Today, the prolific writer explains that he’s become an old pro at managing a meat-restricted diet, with the help of his wife, Renée, who also developed the disease, known as alpha-gal syndrome, from a tick bite.
“With time, you can adjust to anything,” says Grisham. “After so many years of eating a lot of fish and fowl, not to mention vegetables and pastas, we hardly think about the allergy.”
With so many healthy alternatives to beef and pork, “I haven’t missed a meal!” Or so the author says. One can’t help noticing the relish with which Grisham describes his occasional red meat cravings, and the stoic way he pushes past temptation.
“There are moments when I’d love some bacon, ham, ribs, a steak, and a big fat cheeseburger,” he says. “But those moments pass and we order or cook something else delicious.”
Life in a Tick Hot Zone
The Grishams are long-time residents of the countryside near Charlottesville, Virginia, a beautiful and historic city – that also happens to be a favorite habitat of the Lone Star tick. Anyone who spends time outdoors there is susceptible to the tick’s bite. Alpha-gal allergy was even discovered by University of Virginia allergist-immunologist Thomas Platts-Mills, who developed his own case of the disease after hiking in 2007.

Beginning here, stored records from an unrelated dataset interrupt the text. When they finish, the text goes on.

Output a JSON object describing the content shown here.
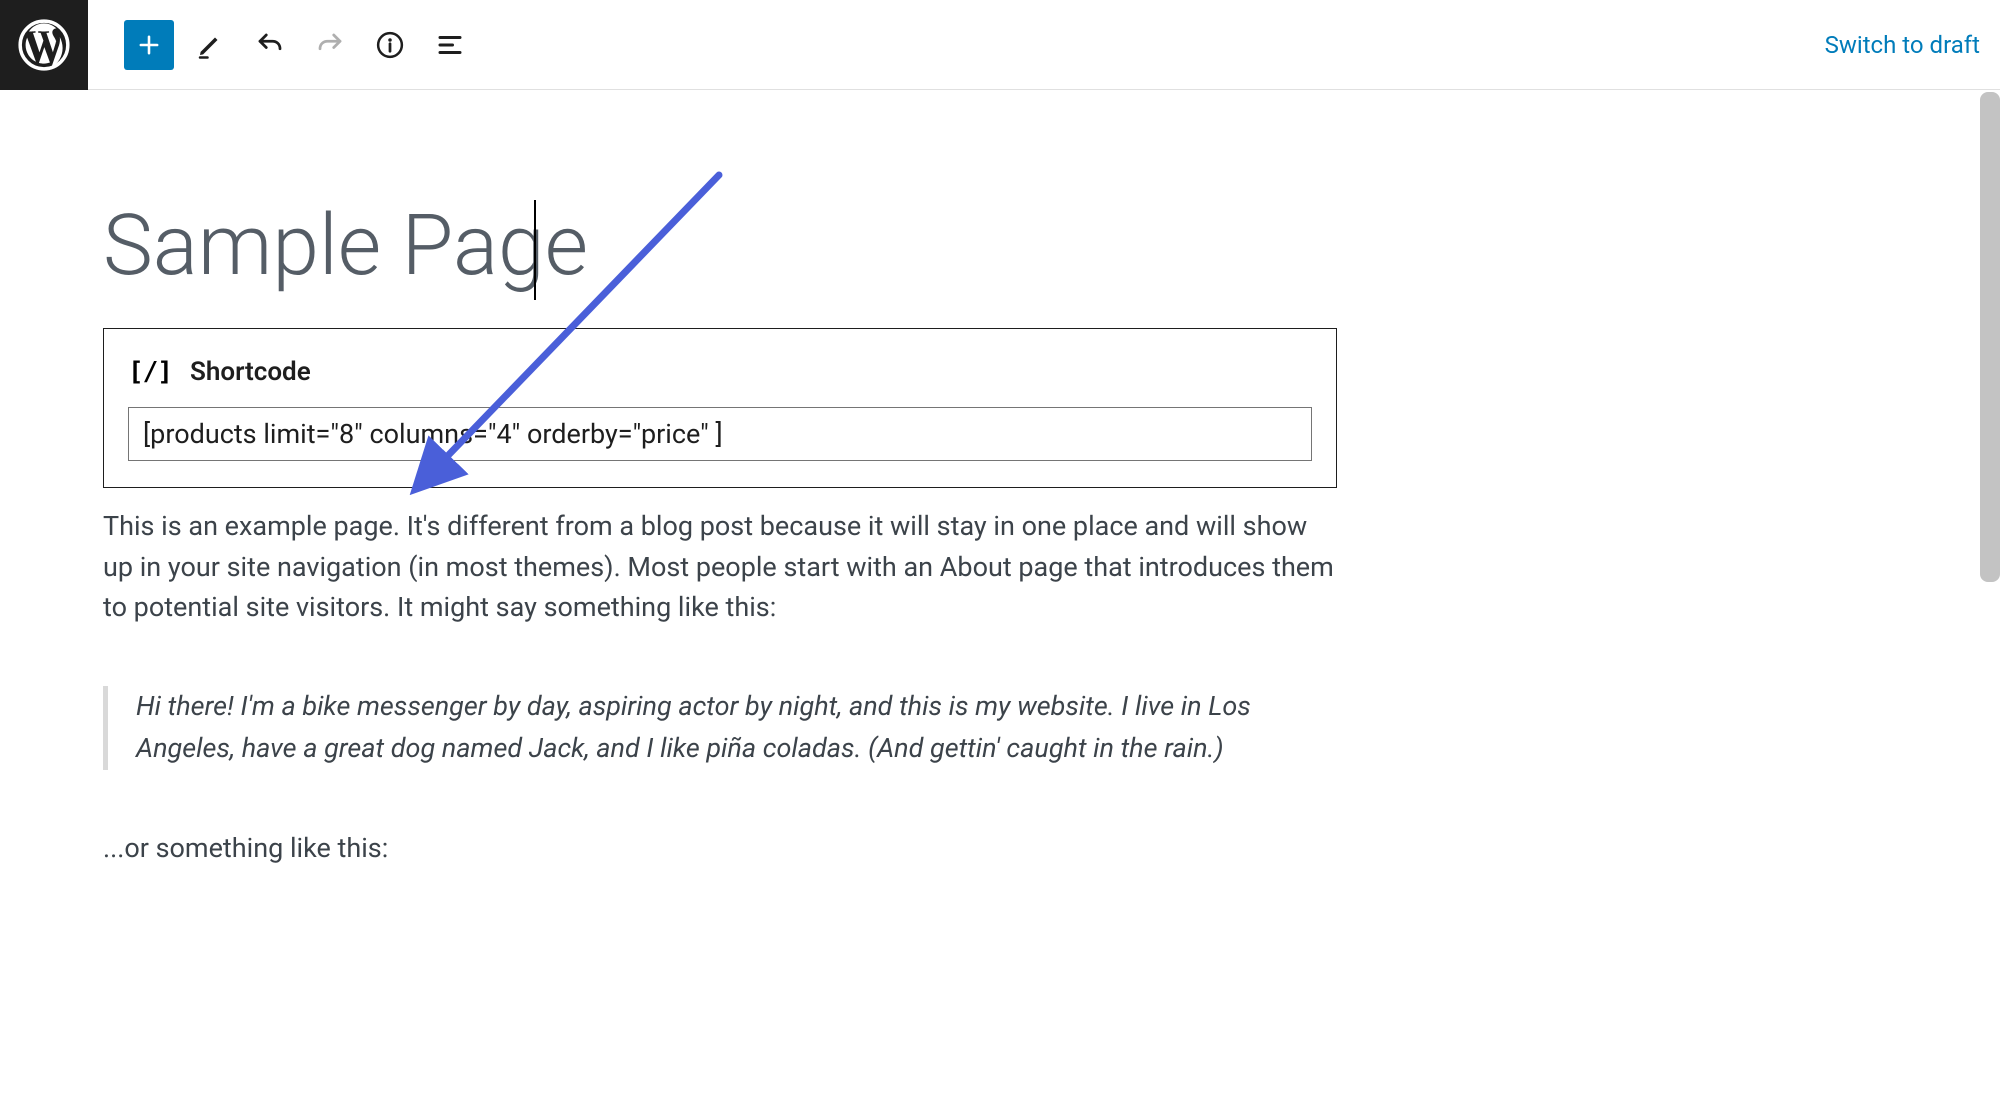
{
  "header": {
    "switch_to_draft_label": "Switch to draft"
  },
  "page": {
    "title": "Sample Page"
  },
  "shortcode": {
    "label": "Shortcode",
    "value": "[products limit=\"8\" columns=\"4\" orderby=\"price\" ]"
  },
  "content": {
    "intro_paragraph": "This is an example page. It's different from a blog post because it will stay in one place and will show up in your site navigation (in most themes). Most people start with an About page that introduces them to potential site visitors. It might say something like this:",
    "quote": "Hi there! I'm a bike messenger by day, aspiring actor by night, and this is my website. I live in Los Angeles, have a great dog named Jack, and I like piña coladas. (And gettin' caught in the rain.)",
    "after_quote": "...or something like this:"
  },
  "icons": {
    "add": "plus-icon",
    "edit": "pencil-icon",
    "undo": "undo-icon",
    "redo": "redo-icon",
    "info": "info-icon",
    "outline": "list-view-icon",
    "shortcode": "[/]"
  }
}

While Grisham hasn’t had a serious reaction in years, he certainly can vividly recall what one felt like. “My last reaction was in Paris about seven years ago after eating rabbit for dinner.” He notes: “It was pretty ugly.”
For Grisham, there’s no mystery to dealing with the vexing alpha-gal allergy. Practice avoidance and stay positive.
“If the wrong tick finds you, don’t despair,” he advises. “Life goes on with a lot of great foods available.”
This is a sidebar to Allergic Living’s feature article: Red Meat Allergy: How One Tick Bite Can Upend Your Diet and Your Life